Vote traders aim to block Trump presidency

Voters who support third-party candidates in crucial battleground states are swapping their votes across state lines in a bid to keep Donald Trump out of the White House.

NEW YORK (Reuters) - They call themselves "Trump Traders". An organisation that, via a website, facilitates vote swapping between voters in key battleground states and so-called "safe states".

The target: supporters of third party candidates who don't want to inadvertently throw the election to Republican candidate Donald Trump.

Bret Lehne is voting for the Green Party's Jill Stein in Democrat-leaning New York in exchange for his friend's cousin voting for Hillary Clinton in Pennsylvania, a key swing state.

Many of his friends are trading their votes as well.

"If we can use it to further some other goal to trade it to Iowa, to trade it to Florida, that would be just making our democracy go a little further in this electoral college we're stuck in," said Mr Lehne.

A similar scheme was tried in 2000.

 

"Nader Traders" used vote swapping to try to prevent Ralph Nader supporters from siphoning votes from Democrat Al Gore.

In the end, it all came down to Florida where George W. Bush won by 537 votes.

Trump Tradersn co-founder John Stubbs said, "If those sites had been successful in switching just 538 more people, Al Gore would've been president.
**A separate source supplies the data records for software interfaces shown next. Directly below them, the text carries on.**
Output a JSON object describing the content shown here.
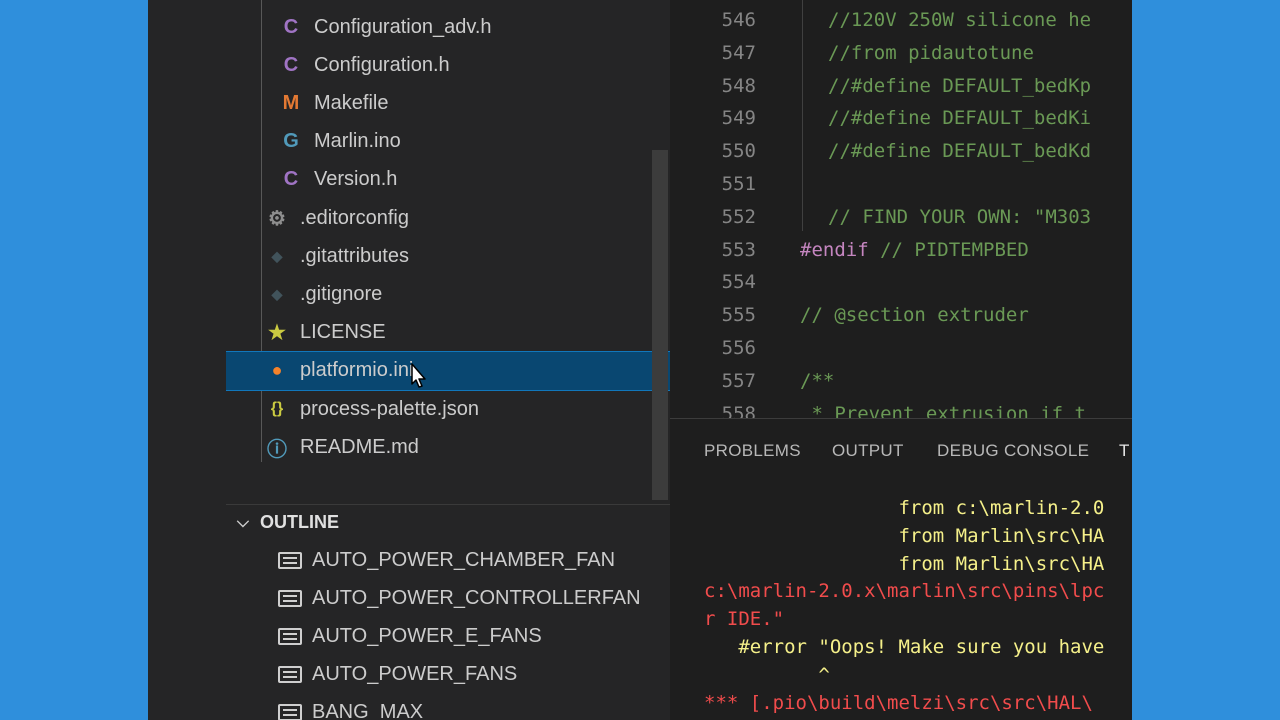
{
  "explorer": {
    "files": [
      {
        "name": "Configuration_adv.h",
        "icon": "C",
        "color": "#a074c4",
        "indent": 1
      },
      {
        "name": "Configuration.h",
        "icon": "C",
        "color": "#a074c4",
        "indent": 1
      },
      {
        "name": "Makefile",
        "icon": "M",
        "color": "#e37933",
        "indent": 1
      },
      {
        "name": "Marlin.ino",
        "icon": "G",
        "color": "#519aba",
        "indent": 1
      },
      {
        "name": "Version.h",
        "icon": "C",
        "color": "#a074c4",
        "indent": 1
      },
      {
        "name": ".editorconfig",
        "icon": "⚙",
        "color": "#8e8e8e",
        "indent": 0
      },
      {
        "name": ".gitattributes",
        "icon": "◆",
        "color": "#41535b",
        "indent": 0
      },
      {
        "name": ".gitignore",
        "icon": "◆",
        "color": "#41535b",
        "indent": 0
      },
      {
        "name": "LICENSE",
        "icon": "★",
        "color": "#cbcb41",
        "indent": 0
      },
      {
        "name": "platformio.ini",
        "icon": "●",
        "color": "#f5822a",
        "indent": 0,
        "selected": true
      },
      {
        "name": "process-palette.json",
        "icon": "{}",
        "color": "#cbcb41",
        "indent": 0
      },
      {
        "name": "README.md",
        "icon": "ⓘ",
        "color": "#519aba",
        "indent": 0
      }
    ]
  },
  "outline": {
    "title": "OUTLINE",
    "items": [
      "AUTO_POWER_CHAMBER_FAN",
      "AUTO_POWER_CONTROLLERFAN",
      "AUTO_POWER_E_FANS",
      "AUTO_POWER_FANS",
      "BANG_MAX"
    ]
  },
  "editor": {
    "lines": [
      {
        "num": "546",
        "text": "//120V 250W silicone he",
        "kind": "comment",
        "indent": true
      },
      {
        "num": "547",
        "text": "//from pidautotune",
        "kind": "comment",
        "indent": true
      },
      {
        "num": "548",
        "text": "//#define DEFAULT_bedKp",
        "kind": "comment",
        "indent": true
      },
      {
        "num": "549",
        "text": "//#define DEFAULT_bedKi",
        "kind": "comment",
        "indent": true
      },
      {
        "num": "550",
        "text": "//#define DEFAULT_bedKd",
        "kind": "comment",
        "indent": true
      },
      {
        "num": "551",
        "text": "",
        "kind": "comment",
        "indent": true
      },
      {
        "num": "552",
        "text": "// FIND YOUR OWN: \"M303",
        "kind": "comment",
        "indent": true
      },
      {
        "num": "553",
        "text": "#endif",
        "rest": " // PIDTEMPBED",
        "kind": "pp",
        "indent": false
      },
      {
        "num": "554",
        "text": "",
        "kind": "comment",
        "indent": false
      },
      {
        "num": "555",
        "text": "// @section extruder",
        "kind": "comment",
        "indent": false
      },
      {
        "num": "556",
        "text": "",
        "kind": "comment",
        "indent": false
      },
      {
        "num": "557",
        "text": "/**",
        "kind": "comment",
        "indent": false
      },
      {
        "num": "558",
        "text": " * Prevent extrusion if t",
        "kind": "comment",
        "indent": false
      }
    ]
  },
  "panel": {
    "tabs": [
      "PROBLEMS",
      "OUTPUT",
      "DEBUG CONSOLE",
      "T"
    ],
    "terminal": [
      {
        "text": "                 from c:\\marlin-2.0",
        "color": "yellow"
      },
      {
        "text": "                 from Marlin\\src\\HA",
        "color": "yellow"
      },
      {
        "text": "                 from Marlin\\src\\HA",
        "color": "yellow"
      },
      {
        "text": "c:\\marlin-2.0.x\\marlin\\src\\pins\\lpc",
        "color": "red"
      },
      {
        "text": "r IDE.\"",
        "color": "red"
      },
      {
        "text": "   #error \"Oops! Make sure you have",
        "color": "yellow"
      },
      {
        "text": "          ^",
        "color": "yellow"
      },
      {
        "text": "*** [.pio\\build\\melzi\\src\\src\\HAL\\",
        "color": "red"
      }
    ]
  }
}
And that, that fact I think showed the power that these exchanges could potentially have."

Mr Stubbs points to last year's Canadian election where strategic voting helped catapult Justin Trudeau's Liberals to victory.

But many critics lambast vote trading as "undemocratic" and "rigging the election".

Election law expert Kenneth Gross says it's perfectly legal so long as there's no exchange of gifts.

"It sort of instinctively has a little odor about it. But it isn't a rigging of the election," said Mr Gross.

But, Mr Gross says, legal challenges could arise if vote trading becomes a robust enough force.

For now, vote traders need only have one worry: that their trading partner hold up their end of the bargain when they enter that voting booth.